At 5:30 a.m. DJI Epidemic Prevention Volunteer Service Team Leader Wang Xuan put out the call on WeChat. By midday, after he and 20 other volunteers wearing masks and goggles had assembled in Shenzhen’s Baolong Industrial Park. Two DJI P4R drones hovered overhead, surveying and mapping the environment from all angles, generating HD maps, and sending the planned operation route to ground control.
At 2:00 p.m. the mission began. The empty streets were now abuzz with the sound of agricultural spraying drones autonomously navigating through the district at a height of five meters and a speed of three meters per second, misting the environment with disinfectant. The drones cycled through the command centre for battery and spray replacement, and Wang’s team finished the 660 hectare area in about three hours.
Disinfection of public areas is a challenging but crucial process in the fight to stop the spread of the COVID-19. Ad hoc teams of DJI drone hobbyists have sprung up nationwide to provide this service for free.
Wang hasn’t stopped working since he first volunteered on February 6. His team has serviced schools, isolation wards, food waste treatment plants, waste incineration plants, livestock and poultry epidemic prevention centres, and more. The cumulative spraying area has reached one million square meters.
Shenzhen-based DJI is a leading drone and associated technologies company. There are about 55,000 DJI spraying drones used in farming in China, often with 15 litre capacity; and more than 60,000 drone pilots. Total disinfection coverage of DJI agricultural drones exceeds 600 million square meters across more than 1,000 villages. Plant protection professional Zhao Guo of Shishou City in Hubei Province told Synced he estimates each local township has 3 to 10 spraying drones.
The DJI Agricultural team has reported receiving more than 200 million requests nationwide for disinfection assistance. “Governments and property owners have disinfection needs and some have submitted requests to us,” says DJI Public Relations Director Xie Yi.
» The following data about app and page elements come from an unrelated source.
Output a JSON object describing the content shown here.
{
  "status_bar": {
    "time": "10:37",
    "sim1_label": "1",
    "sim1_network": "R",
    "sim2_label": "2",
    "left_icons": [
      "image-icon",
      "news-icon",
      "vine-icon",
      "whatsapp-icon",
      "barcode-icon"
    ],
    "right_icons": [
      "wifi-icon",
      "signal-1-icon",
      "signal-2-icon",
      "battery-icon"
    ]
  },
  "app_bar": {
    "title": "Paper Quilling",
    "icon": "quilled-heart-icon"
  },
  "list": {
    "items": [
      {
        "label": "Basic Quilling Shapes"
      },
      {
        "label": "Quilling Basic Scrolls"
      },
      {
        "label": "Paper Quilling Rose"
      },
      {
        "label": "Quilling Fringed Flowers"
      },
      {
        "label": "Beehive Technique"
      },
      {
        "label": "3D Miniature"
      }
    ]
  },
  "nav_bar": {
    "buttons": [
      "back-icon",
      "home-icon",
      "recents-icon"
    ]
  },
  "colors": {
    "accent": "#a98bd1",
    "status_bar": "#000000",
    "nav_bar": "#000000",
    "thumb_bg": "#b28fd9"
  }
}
On February 3, DJI launched the “DJI Army Against the Virus” project, providing subsidies to support working pilots, with provisions for pilot protective kits and assistance to villages who perform drone disinfection. There is also support for drone failures and spare parts issues during missions.
Although DJI has done much to contribute, it is also lining up for essential supplies. One volunteer tells Synced that it is not easy to get N95 face masks and protective clothing. The availability of regular raincoats, rain boots, household rubber gloves, fisherman’s hats and goggles is also increasingly limited, forcing some drone teams to rely on disposable raincoats when on site or suspend operations while they await supplies.
Still, the fight continues. Drone-based disinfection efforts are now increasingly concentrated in the rural areas of Hubei and other provinces.
Source: Synced China
Localization: Meghan Han | Editor: Michael Sarazen